Records supplied:
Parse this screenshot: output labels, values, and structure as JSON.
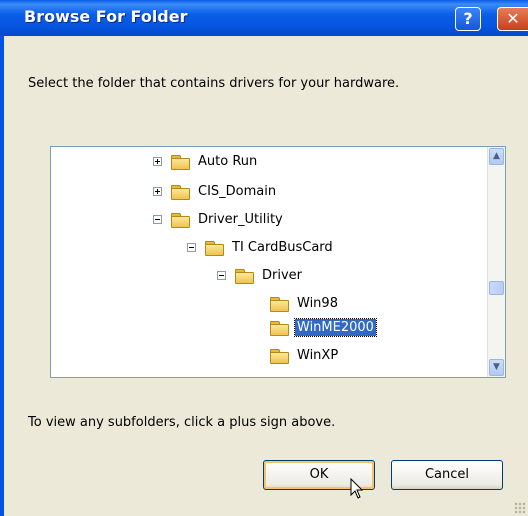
{
  "window": {
    "title": "Browse For Folder",
    "help_label": "?",
    "close_label": "✕"
  },
  "instruction": "Select the folder that contains drivers for your hardware.",
  "tree": {
    "items": [
      {
        "label": "Auto Run",
        "expander": "plus"
      },
      {
        "label": "CIS_Domain",
        "expander": "plus"
      },
      {
        "label": "Driver_Utility",
        "expander": "minus"
      },
      {
        "label": "TI CardBusCard",
        "expander": "minus"
      },
      {
        "label": "Driver",
        "expander": "minus"
      },
      {
        "label": "Win98",
        "expander": "none"
      },
      {
        "label": "WinME2000",
        "expander": "none",
        "selected": true
      },
      {
        "label": "WinXP",
        "expander": "none"
      }
    ]
  },
  "hint": "To view any subfolders, click a plus sign above.",
  "buttons": {
    "ok": "OK",
    "cancel": "Cancel"
  },
  "colors": {
    "titlebar": "#0a5ee8",
    "selection": "#316ac5",
    "dialog_bg": "#ece9d8"
  }
}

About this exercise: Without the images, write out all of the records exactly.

Answer space:
Parse this screenshot: output labels, values, and structure as JSON.
{
  "window": {
    "title": "Browse For Folder",
    "help_label": "?",
    "close_label": "✕"
  },
  "instruction": "Select the folder that contains drivers for your hardware.",
  "tree": {
    "items": [
      {
        "label": "Auto Run",
        "expander": "plus"
      },
      {
        "label": "CIS_Domain",
        "expander": "plus"
      },
      {
        "label": "Driver_Utility",
        "expander": "minus"
      },
      {
        "label": "TI CardBusCard",
        "expander": "minus"
      },
      {
        "label": "Driver",
        "expander": "minus"
      },
      {
        "label": "Win98",
        "expander": "none"
      },
      {
        "label": "WinME2000",
        "expander": "none",
        "selected": true
      },
      {
        "label": "WinXP",
        "expander": "none"
      }
    ]
  },
  "hint": "To view any subfolders, click a plus sign above.",
  "buttons": {
    "ok": "OK",
    "cancel": "Cancel"
  },
  "colors": {
    "titlebar": "#0a5ee8",
    "selection": "#316ac5",
    "dialog_bg": "#ece9d8"
  }
}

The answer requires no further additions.